Homes built in Manteca on corner lots after July 16 may not be able to have more than 25 percent of their side yards that are visible from the street planted in turf.
The Manteca Planning Commission Tuesday on a 3-2 vote added the restriction as part of the approval of a zoning code amendment limiting new homes to having no more than 25 percent of the required front yard landscaping planted in turf.
Commissioners Eric Hayes and Jeff Zellner cast the dissenting votes as they viewed the restrictions as government overreach. Hayes believes the city could pursue over options that would save more water and not essentially infringe on property rights. The matter now goes before the Manteca City Council on June 2.
“This may be the new reality,” city management analyst Johanna Ferreira said of the current water shortage. “We may have to rethink how we use water.”
She added if that isn’t the case, the city does not know when the current drought will end. She noted council members and staff “want to get ahead of it” so they don’t use water they could have saved if the drought continues or deepens.
Hayes inferred that the drought wasn’t impacting Manteca’s water supplies since it still can draft underground water while surface supplies from the South San Joaquin Irrigation District are being cutback 20 percent. He noted that the water level at his semi-rural home in western Manteca is five feet below the ground. Manteca’s drinking water, however, comes from an aquifer hundreds of feet down. The state also has put in place requirements that groundwater pumping be regulated and capped in future years.
Existing home are
with two exceptions
At the same time the state has mandated Manteca cut back its water use from 2013 levels by 32 percent. And the biggest user of city water is landscaping that accounts for 60 percent of all water use between March and October. Ferreira noted that turf — grass that can be walked on and mowed low — is the single largest user of water in Manteca.
The commission debated the item for just under two hours with most concerns focusing on what a front yard is and whether the threshold for existing homes to be forced into compliance was too low.

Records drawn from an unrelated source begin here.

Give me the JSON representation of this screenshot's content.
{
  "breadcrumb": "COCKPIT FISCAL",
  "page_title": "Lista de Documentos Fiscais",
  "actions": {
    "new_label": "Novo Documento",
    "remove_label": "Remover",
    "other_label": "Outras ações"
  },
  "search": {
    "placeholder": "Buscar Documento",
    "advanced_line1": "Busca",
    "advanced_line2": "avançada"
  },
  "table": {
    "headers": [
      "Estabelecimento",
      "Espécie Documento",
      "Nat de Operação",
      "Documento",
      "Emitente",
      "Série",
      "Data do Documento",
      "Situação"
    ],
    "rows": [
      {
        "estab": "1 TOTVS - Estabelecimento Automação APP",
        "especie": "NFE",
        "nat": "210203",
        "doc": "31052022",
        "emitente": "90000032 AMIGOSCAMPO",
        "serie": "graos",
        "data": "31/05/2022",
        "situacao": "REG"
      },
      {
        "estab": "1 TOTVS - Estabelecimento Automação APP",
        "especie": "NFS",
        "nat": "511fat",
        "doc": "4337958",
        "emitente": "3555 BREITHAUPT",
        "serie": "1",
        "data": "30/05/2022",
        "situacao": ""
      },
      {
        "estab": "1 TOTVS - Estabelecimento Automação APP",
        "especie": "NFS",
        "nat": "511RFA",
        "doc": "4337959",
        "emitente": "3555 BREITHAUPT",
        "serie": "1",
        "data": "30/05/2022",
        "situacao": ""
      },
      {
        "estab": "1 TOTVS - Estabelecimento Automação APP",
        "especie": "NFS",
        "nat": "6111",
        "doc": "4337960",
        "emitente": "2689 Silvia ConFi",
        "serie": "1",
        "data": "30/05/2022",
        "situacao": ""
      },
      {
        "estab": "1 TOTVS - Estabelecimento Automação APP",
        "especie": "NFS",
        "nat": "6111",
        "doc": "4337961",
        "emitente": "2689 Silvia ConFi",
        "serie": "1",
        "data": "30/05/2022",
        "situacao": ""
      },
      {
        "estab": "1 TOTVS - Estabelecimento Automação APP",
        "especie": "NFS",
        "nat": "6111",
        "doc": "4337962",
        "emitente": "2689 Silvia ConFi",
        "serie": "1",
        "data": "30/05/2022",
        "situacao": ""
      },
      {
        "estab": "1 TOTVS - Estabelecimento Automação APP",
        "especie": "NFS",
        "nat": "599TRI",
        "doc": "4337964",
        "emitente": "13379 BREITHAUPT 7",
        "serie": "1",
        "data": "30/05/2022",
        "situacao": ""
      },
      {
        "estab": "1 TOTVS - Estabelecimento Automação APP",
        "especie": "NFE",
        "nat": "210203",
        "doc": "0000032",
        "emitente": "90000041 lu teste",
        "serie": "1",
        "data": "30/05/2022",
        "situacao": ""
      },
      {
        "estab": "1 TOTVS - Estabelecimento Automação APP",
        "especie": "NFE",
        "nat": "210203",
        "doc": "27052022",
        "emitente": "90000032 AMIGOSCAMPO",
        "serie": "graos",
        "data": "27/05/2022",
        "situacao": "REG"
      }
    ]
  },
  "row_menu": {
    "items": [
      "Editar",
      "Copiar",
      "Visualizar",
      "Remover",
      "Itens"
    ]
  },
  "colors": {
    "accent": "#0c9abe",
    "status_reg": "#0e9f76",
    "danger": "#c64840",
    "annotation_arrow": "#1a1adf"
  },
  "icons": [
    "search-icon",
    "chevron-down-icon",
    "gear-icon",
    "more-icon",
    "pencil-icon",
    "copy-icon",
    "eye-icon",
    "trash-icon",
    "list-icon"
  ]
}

All homes currently existing in Manteca would be grandfathered in and not subject to the limit on front and side yard turf unless the property was “not used” for six months as verified by utilities being turned off for that length of time or if more than 25 percent of the front yard landscaping was modified.
Allowing grass to die as now allowed by the city under an ordinance for the duration of the drought will not trigger the requirement that modifications be made.
Several commission members believed the threshold was too low for triggering existing homes opting to modify yards to comply with the 25 percent turf cap. They want the city to consider amending the zoning ordinance to change the triggering point from 25 percent to 50 percent of the front yard.
There was confusion as to why the city used two different terms to describe front yards as far as landscaping went — “actual front yard” and “required front yard.”
“Required front yards” are established by setback. That means if you are talking about a residential lot has a 20-foot setback the “required yard” goes to that point. The “actual yard” refers to the area in the front yard that’s created when the residential structure and garage are placed back further than the setback requires. The “actual yard” then refers to the front yard that starts at the edge of the sidewalk and goes to the first building whether it is the garage or the house.
Adding further confusion to the discussion was the staff explanation that the area behind the setback that is also behind the front profile of part of the house/garage structure that is closest to the street is not defined as part of the front yard and is not subject to any limitations on what can and can’t be done in terms of landscaping. Typically that occurs in newer homes where the garage is closer to the street than the front door or porch.
Street side corner yards don’t have to be landscaped under existing city rules. The change the commission recommended is if landscaping is placed in such side yards no more than 25 percent of it can be turf.
At the same time the 25 percent cap for front yard landscaping doesn’t mean that it has to be planted in any turf. The ordnance simply states that the 35 portent area of the front yard that is required to be landscaped must use living plant material.